AVAILABLE DATA:
------

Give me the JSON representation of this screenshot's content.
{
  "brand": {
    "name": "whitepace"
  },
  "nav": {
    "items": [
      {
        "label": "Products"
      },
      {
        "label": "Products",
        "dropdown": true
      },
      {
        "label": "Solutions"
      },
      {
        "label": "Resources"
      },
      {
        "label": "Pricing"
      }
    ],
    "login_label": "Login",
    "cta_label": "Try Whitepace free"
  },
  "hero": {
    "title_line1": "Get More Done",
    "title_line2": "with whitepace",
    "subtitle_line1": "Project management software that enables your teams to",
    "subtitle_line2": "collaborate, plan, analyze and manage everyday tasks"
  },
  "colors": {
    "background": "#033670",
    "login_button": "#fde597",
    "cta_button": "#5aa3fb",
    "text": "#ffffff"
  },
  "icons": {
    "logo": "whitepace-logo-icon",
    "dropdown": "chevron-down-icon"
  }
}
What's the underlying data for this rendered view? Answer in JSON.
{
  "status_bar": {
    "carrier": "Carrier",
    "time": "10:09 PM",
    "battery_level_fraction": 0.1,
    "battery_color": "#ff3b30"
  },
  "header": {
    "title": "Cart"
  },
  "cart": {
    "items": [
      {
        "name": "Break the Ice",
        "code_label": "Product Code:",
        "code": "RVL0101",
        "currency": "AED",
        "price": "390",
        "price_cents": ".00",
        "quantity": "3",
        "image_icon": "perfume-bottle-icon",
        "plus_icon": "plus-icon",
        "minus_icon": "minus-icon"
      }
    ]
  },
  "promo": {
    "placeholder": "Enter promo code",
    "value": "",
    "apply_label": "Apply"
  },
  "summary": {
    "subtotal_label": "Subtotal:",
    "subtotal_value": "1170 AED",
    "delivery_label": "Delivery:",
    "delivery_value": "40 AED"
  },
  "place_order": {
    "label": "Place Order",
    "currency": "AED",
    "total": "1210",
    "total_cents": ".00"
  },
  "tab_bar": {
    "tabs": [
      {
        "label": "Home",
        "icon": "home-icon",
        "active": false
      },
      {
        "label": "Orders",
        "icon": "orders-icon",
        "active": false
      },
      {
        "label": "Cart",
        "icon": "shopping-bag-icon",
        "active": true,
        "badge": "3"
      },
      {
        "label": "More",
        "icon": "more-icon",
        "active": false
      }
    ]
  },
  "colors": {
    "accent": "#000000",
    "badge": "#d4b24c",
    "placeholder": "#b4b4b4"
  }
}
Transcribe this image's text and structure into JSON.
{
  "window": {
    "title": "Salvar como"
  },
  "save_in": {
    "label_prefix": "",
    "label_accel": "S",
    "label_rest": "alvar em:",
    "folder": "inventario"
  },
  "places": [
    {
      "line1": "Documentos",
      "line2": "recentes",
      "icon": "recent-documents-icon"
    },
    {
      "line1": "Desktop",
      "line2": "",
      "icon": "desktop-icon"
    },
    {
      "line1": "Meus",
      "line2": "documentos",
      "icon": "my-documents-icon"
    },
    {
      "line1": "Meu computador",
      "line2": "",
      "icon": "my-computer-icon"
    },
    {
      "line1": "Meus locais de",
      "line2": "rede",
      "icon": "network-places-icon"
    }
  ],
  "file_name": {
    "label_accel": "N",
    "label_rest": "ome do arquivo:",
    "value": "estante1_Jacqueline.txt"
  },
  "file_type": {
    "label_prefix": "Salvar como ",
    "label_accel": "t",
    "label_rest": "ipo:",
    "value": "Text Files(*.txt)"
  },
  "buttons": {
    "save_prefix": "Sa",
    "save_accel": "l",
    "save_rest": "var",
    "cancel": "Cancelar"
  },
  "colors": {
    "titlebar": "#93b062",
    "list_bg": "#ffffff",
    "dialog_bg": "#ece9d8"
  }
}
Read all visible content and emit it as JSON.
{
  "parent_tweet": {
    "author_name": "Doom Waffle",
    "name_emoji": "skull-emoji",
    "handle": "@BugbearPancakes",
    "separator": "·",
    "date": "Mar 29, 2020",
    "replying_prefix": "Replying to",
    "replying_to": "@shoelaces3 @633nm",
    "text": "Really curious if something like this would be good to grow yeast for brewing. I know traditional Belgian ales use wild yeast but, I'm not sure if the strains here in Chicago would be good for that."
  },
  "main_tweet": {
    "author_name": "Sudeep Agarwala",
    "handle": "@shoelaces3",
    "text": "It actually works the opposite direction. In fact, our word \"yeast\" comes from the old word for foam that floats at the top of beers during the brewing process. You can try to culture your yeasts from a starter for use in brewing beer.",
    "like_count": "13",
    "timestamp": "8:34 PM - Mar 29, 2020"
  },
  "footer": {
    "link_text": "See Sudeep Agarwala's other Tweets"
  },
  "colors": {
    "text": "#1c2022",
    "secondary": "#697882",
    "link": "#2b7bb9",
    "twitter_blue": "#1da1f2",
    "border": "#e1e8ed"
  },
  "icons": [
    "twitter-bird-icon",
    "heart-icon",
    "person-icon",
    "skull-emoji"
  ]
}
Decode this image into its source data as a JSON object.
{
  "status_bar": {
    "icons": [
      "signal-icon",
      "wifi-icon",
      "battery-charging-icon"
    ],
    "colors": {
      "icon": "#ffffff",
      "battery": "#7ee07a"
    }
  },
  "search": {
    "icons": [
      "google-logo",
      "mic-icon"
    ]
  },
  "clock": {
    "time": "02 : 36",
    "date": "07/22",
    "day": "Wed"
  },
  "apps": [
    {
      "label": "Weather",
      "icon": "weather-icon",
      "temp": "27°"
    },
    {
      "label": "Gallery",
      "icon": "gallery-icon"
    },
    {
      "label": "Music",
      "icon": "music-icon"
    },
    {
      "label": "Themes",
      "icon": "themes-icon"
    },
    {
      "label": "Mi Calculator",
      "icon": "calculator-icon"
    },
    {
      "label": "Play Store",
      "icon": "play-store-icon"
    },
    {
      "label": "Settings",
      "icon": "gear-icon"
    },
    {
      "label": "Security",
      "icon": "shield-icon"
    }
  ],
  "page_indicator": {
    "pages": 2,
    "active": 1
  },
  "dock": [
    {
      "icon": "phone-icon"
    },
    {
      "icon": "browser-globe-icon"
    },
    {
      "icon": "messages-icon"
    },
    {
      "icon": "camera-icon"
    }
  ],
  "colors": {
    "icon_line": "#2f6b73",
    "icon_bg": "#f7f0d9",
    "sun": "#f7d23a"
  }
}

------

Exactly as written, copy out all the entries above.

Give me the JSON representation of this screenshot's content.
{
  "brand": {
    "name": "whitepace"
  },
  "nav": {
    "items": [
      {
        "label": "Products"
      },
      {
        "label": "Products",
        "dropdown": true
      },
      {
        "label": "Solutions"
      },
      {
        "label": "Resources"
      },
      {
        "label": "Pricing"
      }
    ],
    "login_label": "Login",
    "cta_label": "Try Whitepace free"
  },
  "hero": {
    "title_line1": "Get More Done",
    "title_line2": "with whitepace",
    "subtitle_line1": "Project management software that enables your teams to",
    "subtitle_line2": "collaborate, plan, analyze and manage everyday tasks"
  },
  "colors": {
    "background": "#033670",
    "login_button": "#fde597",
    "cta_button": "#5aa3fb",
    "text": "#ffffff"
  },
  "icons": {
    "logo": "whitepace-logo-icon",
    "dropdown": "chevron-down-icon"
  }
}
What's the underlying data for this rendered view? Answer in JSON.
{
  "status_bar": {
    "carrier": "Carrier",
    "time": "10:09 PM",
    "battery_level_fraction": 0.1,
    "battery_color": "#ff3b30"
  },
  "header": {
    "title": "Cart"
  },
  "cart": {
    "items": [
      {
        "name": "Break the Ice",
        "code_label": "Product Code:",
        "code": "RVL0101",
        "currency": "AED",
        "price": "390",
        "price_cents": ".00",
        "quantity": "3",
        "image_icon": "perfume-bottle-icon",
        "plus_icon": "plus-icon",
        "minus_icon": "minus-icon"
      }
    ]
  },
  "promo": {
    "placeholder": "Enter promo code",
    "value": "",
    "apply_label": "Apply"
  },
  "summary": {
    "subtotal_label": "Subtotal:",
    "subtotal_value": "1170 AED",
    "delivery_label": "Delivery:",
    "delivery_value": "40 AED"
  },
  "place_order": {
    "label": "Place Order",
    "currency": "AED",
    "total": "1210",
    "total_cents": ".00"
  },
  "tab_bar": {
    "tabs": [
      {
        "label": "Home",
        "icon": "home-icon",
        "active": false
      },
      {
        "label": "Orders",
        "icon": "orders-icon",
        "active": false
      },
      {
        "label": "Cart",
        "icon": "shopping-bag-icon",
        "active": true,
        "badge": "3"
      },
      {
        "label": "More",
        "icon": "more-icon",
        "active": false
      }
    ]
  },
  "colors": {
    "accent": "#000000",
    "badge": "#d4b24c",
    "placeholder": "#b4b4b4"
  }
}
Transcribe this image's text and structure into JSON.
{
  "window": {
    "title": "Salvar como"
  },
  "save_in": {
    "label_prefix": "",
    "label_accel": "S",
    "label_rest": "alvar em:",
    "folder": "inventario"
  },
  "places": [
    {
      "line1": "Documentos",
      "line2": "recentes",
      "icon": "recent-documents-icon"
    },
    {
      "line1": "Desktop",
      "line2": "",
      "icon": "desktop-icon"
    },
    {
      "line1": "Meus",
      "line2": "documentos",
      "icon": "my-documents-icon"
    },
    {
      "line1": "Meu computador",
      "line2": "",
      "icon": "my-computer-icon"
    },
    {
      "line1": "Meus locais de",
      "line2": "rede",
      "icon": "network-places-icon"
    }
  ],
  "file_name": {
    "label_accel": "N",
    "label_rest": "ome do arquivo:",
    "value": "estante1_Jacqueline.txt"
  },
  "file_type": {
    "label_prefix": "Salvar como ",
    "label_accel": "t",
    "label_rest": "ipo:",
    "value": "Text Files(*.txt)"
  },
  "buttons": {
    "save_prefix": "Sa",
    "save_accel": "l",
    "save_rest": "var",
    "cancel": "Cancelar"
  },
  "colors": {
    "titlebar": "#93b062",
    "list_bg": "#ffffff",
    "dialog_bg": "#ece9d8"
  }
}
Read all visible content and emit it as JSON.
{
  "parent_tweet": {
    "author_name": "Doom Waffle",
    "name_emoji": "skull-emoji",
    "handle": "@BugbearPancakes",
    "separator": "·",
    "date": "Mar 29, 2020",
    "replying_prefix": "Replying to",
    "replying_to": "@shoelaces3 @633nm",
    "text": "Really curious if something like this would be good to grow yeast for brewing. I know traditional Belgian ales use wild yeast but, I'm not sure if the strains here in Chicago would be good for that."
  },
  "main_tweet": {
    "author_name": "Sudeep Agarwala",
    "handle": "@shoelaces3",
    "text": "It actually works the opposite direction. In fact, our word \"yeast\" comes from the old word for foam that floats at the top of beers during the brewing process. You can try to culture your yeasts from a starter for use in brewing beer.",
    "like_count": "13",
    "timestamp": "8:34 PM - Mar 29, 2020"
  },
  "footer": {
    "link_text": "See Sudeep Agarwala's other Tweets"
  },
  "colors": {
    "text": "#1c2022",
    "secondary": "#697882",
    "link": "#2b7bb9",
    "twitter_blue": "#1da1f2",
    "border": "#e1e8ed"
  },
  "icons": [
    "twitter-bird-icon",
    "heart-icon",
    "person-icon",
    "skull-emoji"
  ]
}
Decode this image into its source data as a JSON object.
{
  "status_bar": {
    "icons": [
      "signal-icon",
      "wifi-icon",
      "battery-charging-icon"
    ],
    "colors": {
      "icon": "#ffffff",
      "battery": "#7ee07a"
    }
  },
  "search": {
    "icons": [
      "google-logo",
      "mic-icon"
    ]
  },
  "clock": {
    "time": "02 : 36",
    "date": "07/22",
    "day": "Wed"
  },
  "apps": [
    {
      "label": "Weather",
      "icon": "weather-icon",
      "temp": "27°"
    },
    {
      "label": "Gallery",
      "icon": "gallery-icon"
    },
    {
      "label": "Music",
      "icon": "music-icon"
    },
    {
      "label": "Themes",
      "icon": "themes-icon"
    },
    {
      "label": "Mi Calculator",
      "icon": "calculator-icon"
    },
    {
      "label": "Play Store",
      "icon": "play-store-icon"
    },
    {
      "label": "Settings",
      "icon": "gear-icon"
    },
    {
      "label": "Security",
      "icon": "shield-icon"
    }
  ],
  "page_indicator": {
    "pages": 2,
    "active": 1
  },
  "dock": [
    {
      "icon": "phone-icon"
    },
    {
      "icon": "browser-globe-icon"
    },
    {
      "icon": "messages-icon"
    },
    {
      "icon": "camera-icon"
    }
  ],
  "colors": {
    "icon_line": "#2f6b73",
    "icon_bg": "#f7f0d9",
    "sun": "#f7d23a"
  }
}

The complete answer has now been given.